Femi Aribisala, international affairs scholar-turned pastor, dissected the Bible the way editors for learned publications dissect submissions. If he did not insist that he is a born-again Christian, he could easily pass for a disciple of Robert Ingersoll, the celebrated agnostic.
I must not forget the raconteur and critic, Ikhedi Ikheloa, or Lola Shoneyin, the poet and novelist, and the endearing feminism of her writing, or NEXT’s gifted editor, the self-effacing Kadaria Ahmed, and the plinth of its investigative team, Dapo Olorunyomi.
In full flight and with all its platforms operating, NEXT gave a tantalising glimpse of how the media can advance social process and help build a sense of community. It demonstrated that capacity most splendidly in the 2009 presidential election, filing up-to-the-minute reports from precincts nationwide and leaving no one in doubt about the true picture. Not once did its web site crash during that vast undertaking, the first of its kind in Nigeria.

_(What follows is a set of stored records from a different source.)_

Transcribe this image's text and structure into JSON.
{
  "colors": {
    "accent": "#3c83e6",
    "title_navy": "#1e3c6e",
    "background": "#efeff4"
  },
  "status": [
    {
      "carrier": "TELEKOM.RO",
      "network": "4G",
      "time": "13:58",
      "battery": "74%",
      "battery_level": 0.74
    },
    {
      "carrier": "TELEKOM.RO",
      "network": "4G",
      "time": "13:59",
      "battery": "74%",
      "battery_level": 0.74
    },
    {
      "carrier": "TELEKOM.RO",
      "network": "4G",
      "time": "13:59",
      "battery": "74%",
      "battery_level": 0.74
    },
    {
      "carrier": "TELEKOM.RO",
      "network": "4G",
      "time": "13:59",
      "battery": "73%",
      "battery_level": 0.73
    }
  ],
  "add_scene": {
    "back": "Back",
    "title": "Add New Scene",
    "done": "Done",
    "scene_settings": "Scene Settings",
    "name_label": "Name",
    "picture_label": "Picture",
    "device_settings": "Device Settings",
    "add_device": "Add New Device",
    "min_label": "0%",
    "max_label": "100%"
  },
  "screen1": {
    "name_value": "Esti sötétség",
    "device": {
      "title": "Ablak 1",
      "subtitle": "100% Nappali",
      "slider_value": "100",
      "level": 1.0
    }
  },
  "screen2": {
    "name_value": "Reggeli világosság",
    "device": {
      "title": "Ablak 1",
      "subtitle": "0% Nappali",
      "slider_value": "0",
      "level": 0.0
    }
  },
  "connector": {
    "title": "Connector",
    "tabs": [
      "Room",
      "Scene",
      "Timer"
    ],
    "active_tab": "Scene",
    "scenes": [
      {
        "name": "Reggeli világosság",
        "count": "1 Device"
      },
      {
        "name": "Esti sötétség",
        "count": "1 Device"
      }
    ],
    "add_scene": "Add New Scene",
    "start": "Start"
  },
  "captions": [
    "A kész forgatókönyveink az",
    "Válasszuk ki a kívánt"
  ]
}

Before then, NEXT had given the definitive verdict on ailing President Umaru Yar’Adua when state officials were dissembling. Yar’Adua, it reported authoritatively, was brain-damaged and his presidency was for all practical purposes ended.
For weeks, NEXT held the nation spellbound by publishing secret cables, courtesy of Julian Assange’s WikiLeaks, from American embassy officials in Nigeria to the State Department officials, in the process showing just how vacuous and how lacking in judgment most of Nigeria’s policy makers are.
It went on to name officials who had accepted bribes from Halliburton, and to expose the oil blocs-for-trinkets swap between Petroleum Minister Diezani Allison-Madueke and an American-based jeweller. These and other stories earned NEXT the industry prize for investigative reporting. The paper also won the industry prize for excellence in design.
But there were troubling intimations that all was not well.
Rather than feel threatened by NEXT’s rapid ascent, veteran editors who know the industry inside out told me confidently that that paper would not “make it” because it was “too sophisticated” for the Nigerian market. When I asked to buy a copy from a street vendor last June, he had to disinter it from the bottom of his huge pile of other newspaper titles. It was almost as if he did not expect anyone to ask for it.
Then, one after another, the writers who had made NEXT compelling and rewarding reading dropped off. In July 2011, it abandoned daily publication for a weekend edition, but that only accelerated the decline. Three months later, it ceased publishing a print edition altogether. It was missing in action during the national uprising against the government’s plan to impose a hefty tax on gasoline under the pretext of cutting a subsidy on fuel.
By the time its publisher was awarded the prestigious James P. McNulty journalism prize in October 2011, NEXT had been reduced to a desultory web presence. That web site vanished some three weeks ago.
A great many patrons lamented NEXT’s fate. But sadly, a great many also rejoiced in it. “Another one bites the dust,” they declared with a touch of schadenfreude, “they” being mostly sympathisers of President Goodluck Jonathan, who felt the paper had been unkind to him, and of course the envious, whom, we shall always have among us.
I do not pretend to know what went wrong. Olojede has been reported as saying that the paper was losing money and that it could not attract the official advertising patronage that is the lifeblood of most Nigerian newspapers – patronage that often comes at a huge price.
Our hope must be that the bold and innovative experiment that NEXT epitomised has only been suspended to allow a rigorous review of its fundamental assumptions and strategies, and that it will return and recapture the form that enthralled us all during its glorious run.
Culled from The Nation